Bank of America is making a material increase to its fixed income, currency and commodities trading division in Europe as the lender looks to close the gap to US rivals in the region.
A spokesperson for BofA declined to comment on the exact growth in headcount beyond saying it was "meaningful", but sources familiar with the matter said it involved an increase of 20%–25% in FICC sales and trading in EMEA across a range of asset classes and locations, with a large chunk in the European Union. The bank has already completed 60 external hires in EMEA FICC sales and trading this year, the sources said.
The expansion follows BofA opening its Paris trading hub in 2019 in response to the UK’s departure from the EU, as the bank significantly increased its presence in mainland Europe.
It also comes at a watershed moment for global financial markets as government bond yields spiral higher, a dynamic that executives say should encourage greater inflows of investor money to Europe after years of negative interest rates acting as a deterrent.
"EMEA has always been an important part of the global markets ecosystem and an important part of our franchise. Brexit was an impetus for us to review our profile and increase our intensity on the Continent," said James DeMare, president, global markets at BofA. "We are excited. Our clients are excited."
BofA was the fourth-largest bank in global FICC trading by revenue in 2021, having slipped behind Goldman Sachs over the previous two years as its US rival grew rapidly in the high-volatility environment. BofA's senior management has identified Europe as an area where it can gain ground.
Many European banks have scythed back fixed income trading divisions over the past decade. And while a number of local banks still compete fiercely, the opportunity remains substantial thanks to the diversity of currency and bond markets in the region.
Macro trading revenues in products linked to interest rates and currencies have been more than 30% higher on average in EMEA than the Americas in recent years, according to analytics firm Coalition Greenwich, while broader FICC revenues were roughly equal between the two regions at about US$12bn in the first quarter.
Executives believe the industry revenue pool has further to grow as European fixed income markets start to look more appealing again to investors. The yield on 30-year German government debt recently rose to almost 2% from below zero in December, as traders reacted to the prospect of the European Central Bank ending its years-long experiment with negative interest rates. The yield on 30-year Italian bonds topped 4%.

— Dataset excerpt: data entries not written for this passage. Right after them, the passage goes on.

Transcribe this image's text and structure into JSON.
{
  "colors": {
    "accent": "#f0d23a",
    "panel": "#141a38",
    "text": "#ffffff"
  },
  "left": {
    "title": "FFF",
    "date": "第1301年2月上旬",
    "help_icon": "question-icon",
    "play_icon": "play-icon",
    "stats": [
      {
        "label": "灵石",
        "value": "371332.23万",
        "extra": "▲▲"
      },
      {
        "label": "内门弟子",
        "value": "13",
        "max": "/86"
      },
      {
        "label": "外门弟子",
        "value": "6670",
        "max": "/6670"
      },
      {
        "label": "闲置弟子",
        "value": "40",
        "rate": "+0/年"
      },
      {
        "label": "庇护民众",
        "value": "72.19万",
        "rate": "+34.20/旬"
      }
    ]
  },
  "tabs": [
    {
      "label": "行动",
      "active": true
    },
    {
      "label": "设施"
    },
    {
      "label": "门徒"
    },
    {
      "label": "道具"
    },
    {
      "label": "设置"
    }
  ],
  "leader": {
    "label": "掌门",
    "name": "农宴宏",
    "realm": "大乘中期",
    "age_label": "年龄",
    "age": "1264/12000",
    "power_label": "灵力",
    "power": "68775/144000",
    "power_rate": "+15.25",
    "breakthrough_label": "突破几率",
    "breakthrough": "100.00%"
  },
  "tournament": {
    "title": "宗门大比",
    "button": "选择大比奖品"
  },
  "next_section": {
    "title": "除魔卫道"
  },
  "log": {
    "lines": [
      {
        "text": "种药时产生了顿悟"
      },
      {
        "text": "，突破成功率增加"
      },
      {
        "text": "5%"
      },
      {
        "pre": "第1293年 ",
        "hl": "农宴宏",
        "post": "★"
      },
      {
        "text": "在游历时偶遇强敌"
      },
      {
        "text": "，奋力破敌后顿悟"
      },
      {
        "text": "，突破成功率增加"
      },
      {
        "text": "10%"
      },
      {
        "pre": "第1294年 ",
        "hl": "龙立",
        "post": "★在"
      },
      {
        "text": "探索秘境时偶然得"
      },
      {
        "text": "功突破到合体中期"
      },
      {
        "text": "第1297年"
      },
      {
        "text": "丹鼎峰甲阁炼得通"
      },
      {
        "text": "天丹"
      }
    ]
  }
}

"Europe is back," said Snigdha Singh, co-head of EMEA FICC trading at BofA, who predicted the region is on the edge of a "massive take-off".

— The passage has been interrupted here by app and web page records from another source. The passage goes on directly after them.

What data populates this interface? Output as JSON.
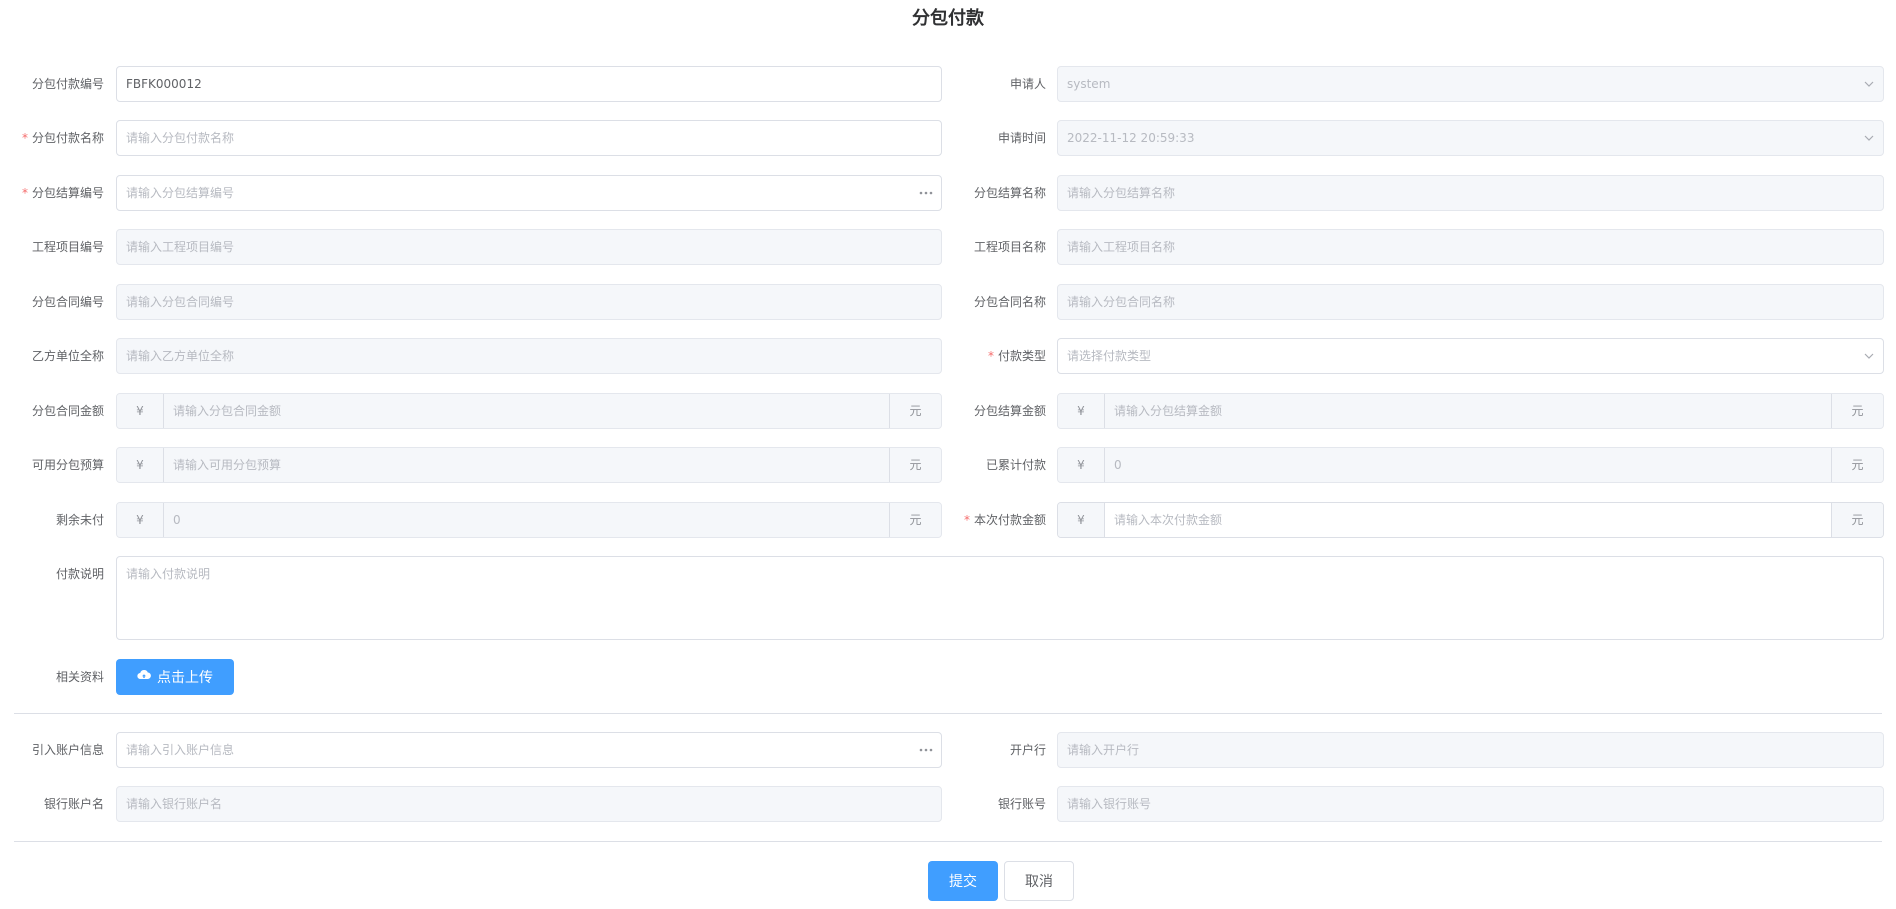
{
  "page": {
    "title": "分包付款"
  },
  "left": [
    {
      "label": "分包付款编号",
      "value": "FBFK000012",
      "required": false
    },
    {
      "label": "分包付款名称",
      "placeholder": "请输入分包付款名称",
      "required": true
    },
    {
      "label": "分包结算编号",
      "placeholder": "请输入分包结算编号",
      "required": true
    },
    {
      "label": "工程项目编号",
      "placeholder": "请输入工程项目编号"
    },
    {
      "label": "分包合同编号",
      "placeholder": "请输入分包合同编号"
    },
    {
      "label": "乙方单位全称",
      "placeholder": "请输入乙方单位全称"
    },
    {
      "label": "分包合同金额",
      "placeholder": "请输入分包合同金额"
    },
    {
      "label": "可用分包预算",
      "placeholder": "请输入可用分包预算"
    },
    {
      "label": "剩余未付",
      "value": "0"
    }
  ],
  "right": [
    {
      "label": "申请人",
      "value": "system"
    },
    {
      "label": "申请时间",
      "value": "2022-11-12 20:59:33"
    },
    {
      "label": "分包结算名称",
      "placeholder": "请输入分包结算名称"
    },
    {
      "label": "工程项目名称",
      "placeholder": "请输入工程项目名称"
    },
    {
      "label": "分包合同名称",
      "placeholder": "请输入分包合同名称"
    },
    {
      "label": "付款类型",
      "placeholder": "请选择付款类型",
      "required": true
    },
    {
      "label": "分包结算金额",
      "placeholder": "请输入分包结算金额"
    },
    {
      "label": "已累计付款",
      "value": "0"
    },
    {
      "label": "本次付款金额",
      "placeholder": "请输入本次付款金额",
      "required": true
    }
  ],
  "currency": {
    "prefix": "¥",
    "suffix": "元"
  },
  "payment_desc": {
    "label": "付款说明",
    "placeholder": "请输入付款说明"
  },
  "attachments": {
    "label": "相关资料",
    "button": "点击上传"
  },
  "account": [
    {
      "label": "引入账户信息",
      "placeholder": "请输入引入账户信息"
    },
    {
      "label": "开户行",
      "placeholder": "请输入开户行"
    },
    {
      "label": "银行账户名",
      "placeholder": "请输入银行账户名"
    },
    {
      "label": "银行账号",
      "placeholder": "请输入银行账号"
    }
  ],
  "actions": {
    "submit": "提交",
    "cancel": "取消"
  },
  "colors": {
    "primary": "#409eff",
    "required": "#f56c6c",
    "disabled_bg": "#f5f7fa"
  }
}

It's the "first time in a decade rates are priced to turn non-negative. Our view is this is a regime change: we'll see a lot of money coming back to the region", she said. "Clients are under-allocated to Europe, so the pie is going to grow a lot."
BofA was an early mover following the Brexit vote, shifting material amounts of sales people and traders to Continental Europe, including a number of senior bankers. That was a reverse of its strategy following the bank’s merger with Merrill Lynch during the financial crisis of 2008 when staff were pulled out of Europe and concentrated in London.
The new hires are broad-based across different products and countries. Some are in London, such as several senior traders and salespeople in sterling credit, foreign exchange and low-carbon trading. But a large chunk of the new additions will be in mainland Europe spread across Paris, Frankfurt, Madrid and Milan. Those moves come alongside an initiative to increase the number of primary dealerships in Europe.
"Historically the largest gap was in Continental Europe," said Othman Kabbaj, head of EMEA FICC sales, arguing BofA has "significant upside in the EMEA region".
Kabbaj said the bank has been investing in people, products and platforms across sales and trading to expand its local footprint. "We’re now starting to see that investment yield results.”
The European expansion is part of a broader push within BofA's global markets division, with the bank recently announcing it had expanded its global FX and emerging market businesses by more than 30 trading professionals since 2020. Singh emphasised BofA's plans to run a diversified FICC business on the assumption that asset classes will perform differently depending on the environment.
"To be relevant in these spaces you need to have scale. Markets are so interconnected and clients want that large global footprint that we have," Singh said. "We’re plugging the gaps with the aim of becoming top three across asset classes."
Commodities is one area where the bank is investing across sales, trading and structuring, according to Kabbaj, who said it "is currently one of the biggest opportunity sets given the structural themes around energy transition, energy security and inflation".
Macro products also present "significant opportunities given higher rates, market volatility and client demand for higher yields", he said, while ESG is another area of focus given investor interest is "growing exponentially".
“It’s an incredible environment for macro," Singh said. "We’re coming off a regime where volatility has been suppressed for 14 years because there was so much liquidity in the system. Now the environment is extremely rich. The market knows how to price where terminal rates should be – it’s been doing it for years – but it doesn’t know how to price quantitative tightening.”